Outer areas in North York: Jane & Finch ("Jane Corridor"), Lawrence Heights, Westminster-Branson, the Peanut (Don Mills/Sheppard).
Etobicoke: Rexdale/Jamestown Cresent and Long Branch.
Scarborough: Malvern, Kingston & Galloway, Steeles-L'Amoreaux, Dorset Park, and Eglinton East-Kennedy Park.
Parts of Toronto have a visible homeless population, many of whom will ask you for money. This can be a bit startling for newcomers from outside North America. You do not need to give them money and can simply say "no, thank you," or ignore them. They nearly always leave you alone. There have been occasional occurrences of aggressive homeless people, with one resulting in a fatality. If a person becomes aggressive, move away quickly and alert a police officer.
Be careful when getting off the streetcars and look always to your right before leaving the car. Although vehicles are supposed to stop when the streetcar doors open, some motorists and cyclists will ignore this and keep going.
Avoid river/creek banks or bridge underpasses during periods of excessive rain, during/after heavy thundershowers or melting snow. Recent flooding can soften soil and cause it to suddenly collapse into the water under any weight.
Occasionally, Toronto will be hit with a severe winter storm accompanied by significant snowfall (quite often mixed with freezing rain, ice, or sleet). Avoid driving during and immediately after the storms if at all possible. This is especially true for those unfamiliar with winter driving and controlling a car in a skid. Take public transit, walk, or stay inside.
Buffalo — Gorgeous early 20th Century architecture including some Frank Lloyd Wright work and excellent museums are just a 1.5 hour drive from Toronto. There are also a number of outlet malls near there.
The Niagara Escarpment — A world biosphere, protected by UN mandate running from the Niagara Falls west to Hamilton then northward to Georgian Bay. It is covered by forest with high cliff views along the Bruce Trail bordering the western edge of the Greater Toronto Area, at its closest point about is about an 1/2 hour drive from the western end of Toronto.
Waterloo Region — This area 1 to 1.5 hours west of Toronto has large university campuses, rolling farm hills and Mennonite culture.
Stratford — This cute town 2 hours west of Toronto is host to the world-renowned Stratford Shakespeare Festival (April-November).
Muskoka, Georgian Bay and The Kawarthas — All in the range of 1.5-2 hours north are cottage country areas with more rocky and hilly terrain speckled with hundreds of lakes and waterways. The Muskokas and the Kawarthas are known for their country inns, cottages, spas/resorts, provincial parks, and a wealth of outdoor activities including camping, fishing/hunting, snowmobiling, nature viewing, and hiking set amongst natural beauty. The Georgian Bay area is where the hilly terrain and cliffs of the Niagara Escarpment meet its shores, the area has renonwed ski facilites frequently blasted with high snowfall amounts but beaches Wasaga Beach, wineries and golfing are the choices in summer.
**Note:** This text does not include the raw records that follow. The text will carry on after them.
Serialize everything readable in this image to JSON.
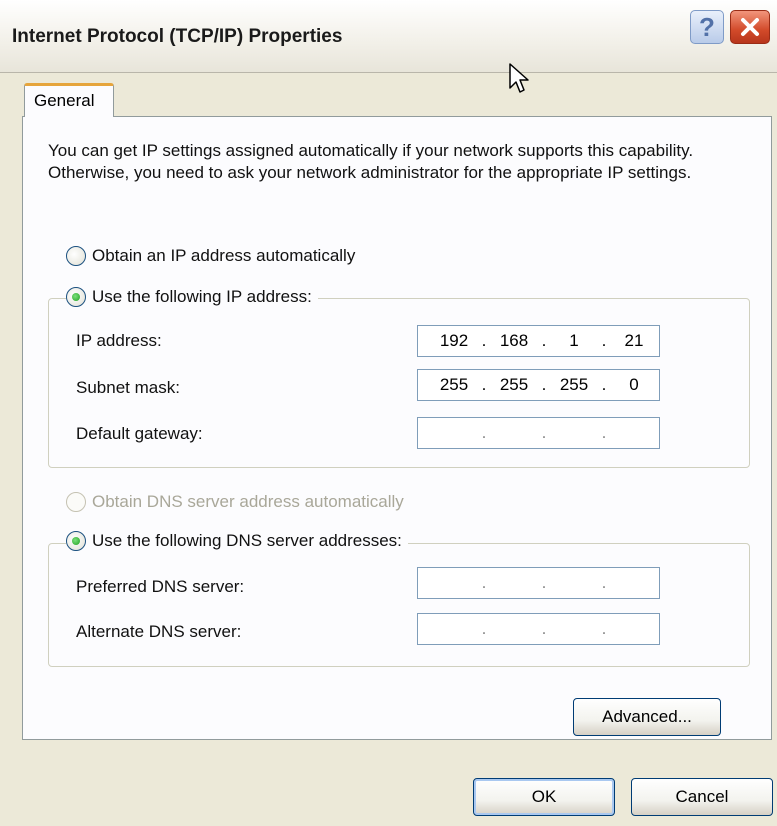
{
  "window": {
    "title": "Internet Protocol (TCP/IP) Properties",
    "help_label": "?"
  },
  "tabs": [
    {
      "label": "General",
      "active": true
    }
  ],
  "intro_text": "You can get IP settings assigned automatically if your network supports this capability. Otherwise, you need to ask your network administrator for the appropriate IP settings.",
  "ip_section": {
    "auto_label": "Obtain an IP address automatically",
    "manual_label": "Use the following IP address:",
    "selected": "manual",
    "fields": [
      {
        "label": "IP address:",
        "octets": [
          "192",
          "168",
          "1",
          "21"
        ]
      },
      {
        "label": "Subnet mask:",
        "octets": [
          "255",
          "255",
          "255",
          "0"
        ]
      },
      {
        "label": "Default gateway:",
        "octets": [
          "",
          "",
          "",
          ""
        ]
      }
    ]
  },
  "dns_section": {
    "auto_label": "Obtain DNS server address automatically",
    "auto_enabled": false,
    "manual_label": "Use the following DNS server addresses:",
    "selected": "manual",
    "fields": [
      {
        "label": "Preferred DNS server:",
        "octets": [
          "",
          "",
          "",
          ""
        ]
      },
      {
        "label": "Alternate DNS server:",
        "octets": [
          "",
          "",
          "",
          ""
        ]
      }
    ]
  },
  "buttons": {
    "advanced": "Advanced...",
    "ok": "OK",
    "cancel": "Cancel"
  },
  "colors": {
    "title_close": "#d24a2a",
    "tab_accent": "#e6a53c",
    "radio_checked": "#21a121",
    "field_border": "#7f9db9"
  }
}
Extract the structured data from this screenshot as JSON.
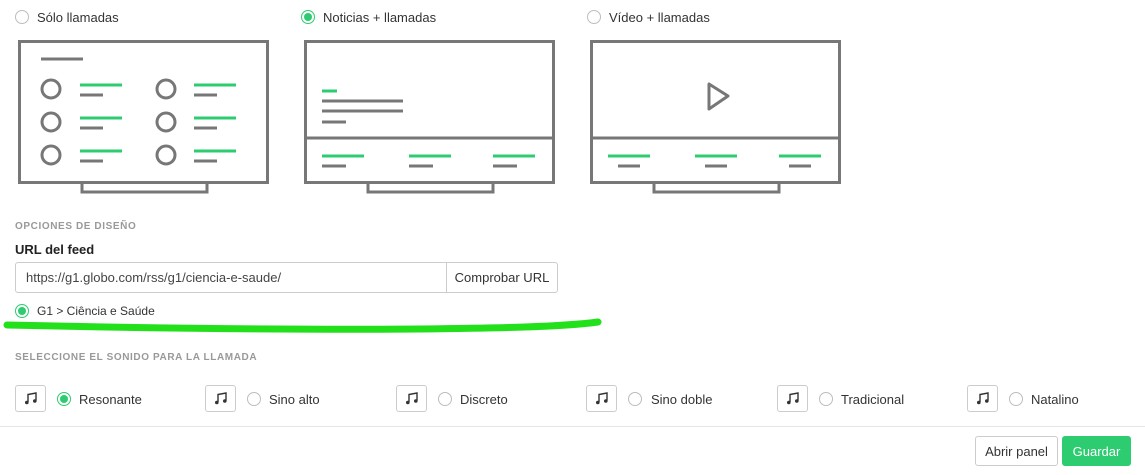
{
  "layouts": [
    {
      "label": "Sólo llamadas",
      "selected": false
    },
    {
      "label": "Noticias + llamadas",
      "selected": true
    },
    {
      "label": "Vídeo + llamadas",
      "selected": false
    }
  ],
  "design": {
    "section_title": "OPCIONES DE DISEÑO",
    "url_label": "URL del feed",
    "url_value": "https://g1.globo.com/rss/g1/ciencia-e-saude/",
    "check_button": "Comprobar URL",
    "feed_result": "G1 > Ciência e Saúde"
  },
  "sound": {
    "section_title": "SELECCIONE EL SONIDO PARA LA LLAMADA",
    "options": [
      {
        "label": "Resonante",
        "selected": true
      },
      {
        "label": "Sino alto",
        "selected": false
      },
      {
        "label": "Discreto",
        "selected": false
      },
      {
        "label": "Sino doble",
        "selected": false
      },
      {
        "label": "Tradicional",
        "selected": false
      },
      {
        "label": "Natalino",
        "selected": false
      }
    ]
  },
  "footer": {
    "open_panel": "Abrir panel",
    "save": "Guardar"
  },
  "colors": {
    "accent": "#2ecc71",
    "highlight_stroke": "#22e11a",
    "outline": "#777777"
  },
  "icons": {
    "sound_button": "music-note-icon",
    "video_play": "play-icon"
  }
}
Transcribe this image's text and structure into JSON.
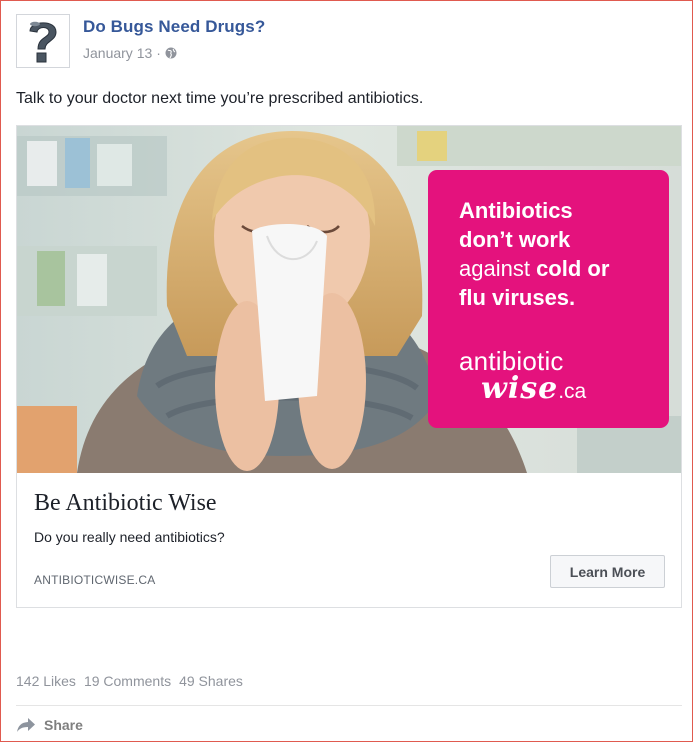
{
  "post": {
    "page_name": "Do Bugs Need Drugs?",
    "date": "January 13",
    "separator": "·",
    "privacy_icon": "globe-icon",
    "text": "Talk to your doctor next time you’re prescribed antibiotics."
  },
  "ad": {
    "image_alt_subject": "woman-sneezing-into-tissue",
    "overlay": {
      "line1": "Antibiotics",
      "line2": "don’t work",
      "line3_regular": "against ",
      "line3_bold": "cold or",
      "line4": "flu viruses.",
      "brand_top": "antibiotic",
      "brand_wise": "wise",
      "brand_ca": ".ca"
    },
    "title": "Be Antibiotic Wise",
    "description": "Do you really need antibiotics?",
    "domain": "ANTIBIOTICWISE.CA",
    "cta_label": "Learn More"
  },
  "stats": {
    "likes": "142 Likes",
    "comments": "19 Comments",
    "shares": "49 Shares"
  },
  "actions": {
    "share_label": "Share",
    "share_icon": "share-arrow-icon"
  },
  "colors": {
    "brand_pink": "#e4127d",
    "link_blue": "#365899",
    "border_red": "#e05a4f"
  }
}
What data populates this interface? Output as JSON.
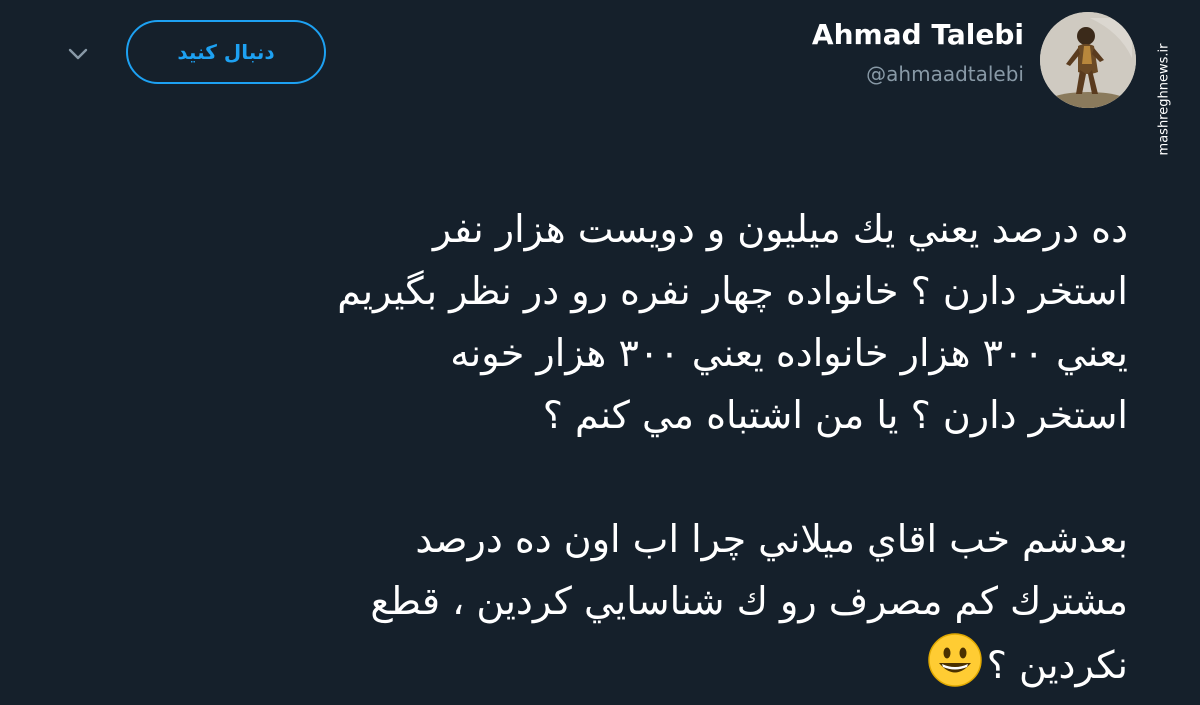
{
  "header": {
    "display_name": "Ahmad Talebi",
    "handle": "@ahmaadtalebi",
    "follow_label": "دنبال کنید",
    "menu_icon": "chevron-down-icon",
    "avatar_icon": "avatar-image"
  },
  "watermark": {
    "site": "mashreghnews.ir"
  },
  "tweet": {
    "lines": [
      "ده درصد يعني يك ميليون و دويست هزار نفر",
      "استخر دارن ؟ خانواده چهار نفره رو در نظر بگيريم",
      "يعني ۳۰۰ هزار خانواده يعني ۳۰۰ هزار خونه",
      "استخر دارن ؟ يا من اشتباه مي كنم ؟",
      "بعدشم خب اقاي ميلاني چرا اب اون ده درصد",
      "مشترك كم مصرف رو ك شناسايي كردين ، قطع",
      "نكردين ؟"
    ],
    "emoji_icon": "smiley-emoji-icon"
  },
  "colors": {
    "background": "#15202b",
    "accent": "#1da1f2",
    "secondary_text": "#8899a6",
    "text": "#ffffff"
  }
}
Many people visit these regions in fall to experience some of the best fall-colour leaves anywhere in the world.
There are also several golden sand beaches along the clean fresh waters of the Great Lakes that are ideal for hot summer days. Popular beach destinations within 1.5 - 2.5 hours of Toronto include Wasaga, Sauble Beach,Sibbald Point Provincial Park, Sandbanks, Grand Bend, Long Point, and Turkey Point.
This is a usable article. It has information for getting in as well as some complete entries for restaurants and hotels. An adventurous person could use this article, but please plunge forward and help it grow!